**Exercise aim:** Using the entries below, show all lines with the string "light".

##### Available records #####

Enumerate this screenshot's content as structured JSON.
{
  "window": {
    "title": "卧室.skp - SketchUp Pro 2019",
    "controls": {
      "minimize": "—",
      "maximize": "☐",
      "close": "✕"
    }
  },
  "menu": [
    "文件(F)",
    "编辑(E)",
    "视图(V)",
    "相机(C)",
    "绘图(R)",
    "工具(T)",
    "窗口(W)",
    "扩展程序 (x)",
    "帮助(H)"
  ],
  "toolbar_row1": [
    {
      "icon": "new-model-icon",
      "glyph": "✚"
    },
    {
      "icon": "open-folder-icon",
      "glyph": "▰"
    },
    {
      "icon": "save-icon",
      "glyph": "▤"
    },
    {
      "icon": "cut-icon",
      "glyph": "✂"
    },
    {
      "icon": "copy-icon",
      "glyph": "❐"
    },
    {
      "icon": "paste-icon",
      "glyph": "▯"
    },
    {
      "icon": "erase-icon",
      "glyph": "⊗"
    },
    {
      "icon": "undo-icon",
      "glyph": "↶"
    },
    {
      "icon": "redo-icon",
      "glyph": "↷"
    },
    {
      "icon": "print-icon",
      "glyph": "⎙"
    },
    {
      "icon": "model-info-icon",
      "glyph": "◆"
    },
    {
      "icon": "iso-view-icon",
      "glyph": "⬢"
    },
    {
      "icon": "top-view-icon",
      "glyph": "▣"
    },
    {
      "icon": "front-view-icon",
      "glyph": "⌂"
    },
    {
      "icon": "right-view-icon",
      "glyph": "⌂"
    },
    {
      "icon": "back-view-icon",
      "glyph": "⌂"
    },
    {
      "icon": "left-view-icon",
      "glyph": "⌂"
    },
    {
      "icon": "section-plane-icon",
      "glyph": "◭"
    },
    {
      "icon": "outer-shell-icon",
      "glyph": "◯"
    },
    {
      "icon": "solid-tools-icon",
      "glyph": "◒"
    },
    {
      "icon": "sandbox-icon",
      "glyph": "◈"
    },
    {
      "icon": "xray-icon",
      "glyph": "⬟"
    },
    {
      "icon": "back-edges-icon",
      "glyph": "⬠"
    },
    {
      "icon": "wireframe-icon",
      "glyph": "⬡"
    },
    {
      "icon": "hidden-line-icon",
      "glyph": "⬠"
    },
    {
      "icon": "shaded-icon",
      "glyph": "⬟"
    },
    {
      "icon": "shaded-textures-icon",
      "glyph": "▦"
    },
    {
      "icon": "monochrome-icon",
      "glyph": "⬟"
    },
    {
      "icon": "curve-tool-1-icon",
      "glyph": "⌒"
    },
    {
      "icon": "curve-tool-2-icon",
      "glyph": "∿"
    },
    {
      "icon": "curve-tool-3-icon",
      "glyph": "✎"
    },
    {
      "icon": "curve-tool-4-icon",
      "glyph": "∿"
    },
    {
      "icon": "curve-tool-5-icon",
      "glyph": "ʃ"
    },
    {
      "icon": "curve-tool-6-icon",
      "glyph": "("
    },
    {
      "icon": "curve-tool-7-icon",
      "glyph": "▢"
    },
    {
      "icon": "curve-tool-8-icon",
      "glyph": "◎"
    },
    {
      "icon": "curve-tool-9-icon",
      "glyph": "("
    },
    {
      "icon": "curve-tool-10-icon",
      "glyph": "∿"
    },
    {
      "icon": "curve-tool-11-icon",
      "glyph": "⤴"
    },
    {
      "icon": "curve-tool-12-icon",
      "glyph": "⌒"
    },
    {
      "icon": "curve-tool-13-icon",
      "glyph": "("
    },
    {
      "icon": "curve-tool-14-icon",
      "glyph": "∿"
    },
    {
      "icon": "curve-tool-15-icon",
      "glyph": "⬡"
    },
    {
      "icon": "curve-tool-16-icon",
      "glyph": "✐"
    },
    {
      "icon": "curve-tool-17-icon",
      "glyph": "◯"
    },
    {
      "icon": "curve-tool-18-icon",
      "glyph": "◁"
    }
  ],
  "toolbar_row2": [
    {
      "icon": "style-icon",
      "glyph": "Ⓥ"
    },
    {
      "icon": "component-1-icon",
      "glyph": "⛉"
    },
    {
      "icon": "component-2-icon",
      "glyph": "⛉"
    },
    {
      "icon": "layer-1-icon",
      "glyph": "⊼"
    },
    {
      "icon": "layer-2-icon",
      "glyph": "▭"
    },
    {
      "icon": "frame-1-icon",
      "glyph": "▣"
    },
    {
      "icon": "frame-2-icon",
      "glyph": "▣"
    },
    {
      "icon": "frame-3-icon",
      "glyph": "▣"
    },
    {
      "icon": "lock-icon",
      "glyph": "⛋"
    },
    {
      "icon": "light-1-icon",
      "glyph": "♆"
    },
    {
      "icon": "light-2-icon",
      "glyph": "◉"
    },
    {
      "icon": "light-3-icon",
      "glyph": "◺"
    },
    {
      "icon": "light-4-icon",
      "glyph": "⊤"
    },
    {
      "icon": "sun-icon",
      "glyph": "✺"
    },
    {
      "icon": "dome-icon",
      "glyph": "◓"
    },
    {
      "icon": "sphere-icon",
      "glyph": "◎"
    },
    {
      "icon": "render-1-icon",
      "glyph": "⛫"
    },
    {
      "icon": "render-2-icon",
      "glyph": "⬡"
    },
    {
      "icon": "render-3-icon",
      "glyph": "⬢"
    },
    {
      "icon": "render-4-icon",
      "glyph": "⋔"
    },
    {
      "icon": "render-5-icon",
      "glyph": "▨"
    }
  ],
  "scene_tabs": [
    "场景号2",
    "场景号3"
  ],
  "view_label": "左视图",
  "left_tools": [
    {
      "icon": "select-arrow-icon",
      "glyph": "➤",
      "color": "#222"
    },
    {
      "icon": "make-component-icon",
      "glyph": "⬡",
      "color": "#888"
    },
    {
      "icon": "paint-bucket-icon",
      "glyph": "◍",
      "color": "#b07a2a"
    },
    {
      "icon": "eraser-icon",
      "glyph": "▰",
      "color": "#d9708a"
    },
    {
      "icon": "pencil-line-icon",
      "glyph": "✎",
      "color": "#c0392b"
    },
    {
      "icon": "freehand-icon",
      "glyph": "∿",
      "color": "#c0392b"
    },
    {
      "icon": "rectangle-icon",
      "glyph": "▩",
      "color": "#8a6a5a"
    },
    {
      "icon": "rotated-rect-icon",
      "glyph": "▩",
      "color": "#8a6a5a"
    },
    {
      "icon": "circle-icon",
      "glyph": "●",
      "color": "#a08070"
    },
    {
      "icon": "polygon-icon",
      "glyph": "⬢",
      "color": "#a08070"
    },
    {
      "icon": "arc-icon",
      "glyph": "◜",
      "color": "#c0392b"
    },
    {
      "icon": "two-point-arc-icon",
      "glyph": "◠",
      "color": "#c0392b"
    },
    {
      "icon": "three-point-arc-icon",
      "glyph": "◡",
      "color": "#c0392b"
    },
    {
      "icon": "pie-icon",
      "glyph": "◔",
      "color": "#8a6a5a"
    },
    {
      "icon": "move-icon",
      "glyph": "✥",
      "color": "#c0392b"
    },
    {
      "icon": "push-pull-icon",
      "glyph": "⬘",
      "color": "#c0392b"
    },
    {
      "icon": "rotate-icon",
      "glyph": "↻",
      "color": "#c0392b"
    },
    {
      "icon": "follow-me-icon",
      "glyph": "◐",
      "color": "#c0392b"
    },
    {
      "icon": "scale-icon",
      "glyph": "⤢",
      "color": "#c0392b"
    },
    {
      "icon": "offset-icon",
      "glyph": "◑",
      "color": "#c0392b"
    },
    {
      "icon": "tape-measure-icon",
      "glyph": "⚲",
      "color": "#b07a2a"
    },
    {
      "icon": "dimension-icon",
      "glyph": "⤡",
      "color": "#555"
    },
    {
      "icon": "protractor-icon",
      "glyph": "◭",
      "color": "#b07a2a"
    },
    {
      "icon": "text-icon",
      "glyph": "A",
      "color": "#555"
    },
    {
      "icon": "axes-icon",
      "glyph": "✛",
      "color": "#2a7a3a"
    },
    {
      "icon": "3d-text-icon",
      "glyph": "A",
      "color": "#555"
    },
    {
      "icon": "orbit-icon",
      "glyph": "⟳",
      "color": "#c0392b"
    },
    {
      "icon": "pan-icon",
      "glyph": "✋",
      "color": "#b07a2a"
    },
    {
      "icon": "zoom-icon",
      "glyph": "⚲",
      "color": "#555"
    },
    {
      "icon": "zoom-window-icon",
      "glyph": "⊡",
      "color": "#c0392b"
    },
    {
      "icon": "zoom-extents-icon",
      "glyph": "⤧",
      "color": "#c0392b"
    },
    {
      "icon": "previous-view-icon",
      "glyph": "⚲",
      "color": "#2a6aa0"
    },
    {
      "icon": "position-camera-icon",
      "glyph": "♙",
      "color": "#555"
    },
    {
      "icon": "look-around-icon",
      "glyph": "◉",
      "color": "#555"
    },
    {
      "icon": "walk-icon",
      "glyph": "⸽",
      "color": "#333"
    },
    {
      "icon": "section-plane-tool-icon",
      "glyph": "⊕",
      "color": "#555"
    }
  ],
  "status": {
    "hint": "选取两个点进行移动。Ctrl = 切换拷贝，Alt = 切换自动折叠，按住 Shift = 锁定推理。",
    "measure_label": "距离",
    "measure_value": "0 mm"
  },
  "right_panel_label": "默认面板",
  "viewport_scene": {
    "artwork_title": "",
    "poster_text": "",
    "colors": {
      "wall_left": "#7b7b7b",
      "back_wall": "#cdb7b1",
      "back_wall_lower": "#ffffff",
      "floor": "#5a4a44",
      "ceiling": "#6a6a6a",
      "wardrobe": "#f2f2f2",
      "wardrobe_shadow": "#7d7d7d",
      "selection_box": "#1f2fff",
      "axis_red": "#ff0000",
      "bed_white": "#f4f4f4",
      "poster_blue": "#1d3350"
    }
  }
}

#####

**Exercise answer:**
      "icon": "light-1-icon",
      "icon": "light-2-icon",
      "icon": "light-3-icon",
      "icon": "light-4-icon",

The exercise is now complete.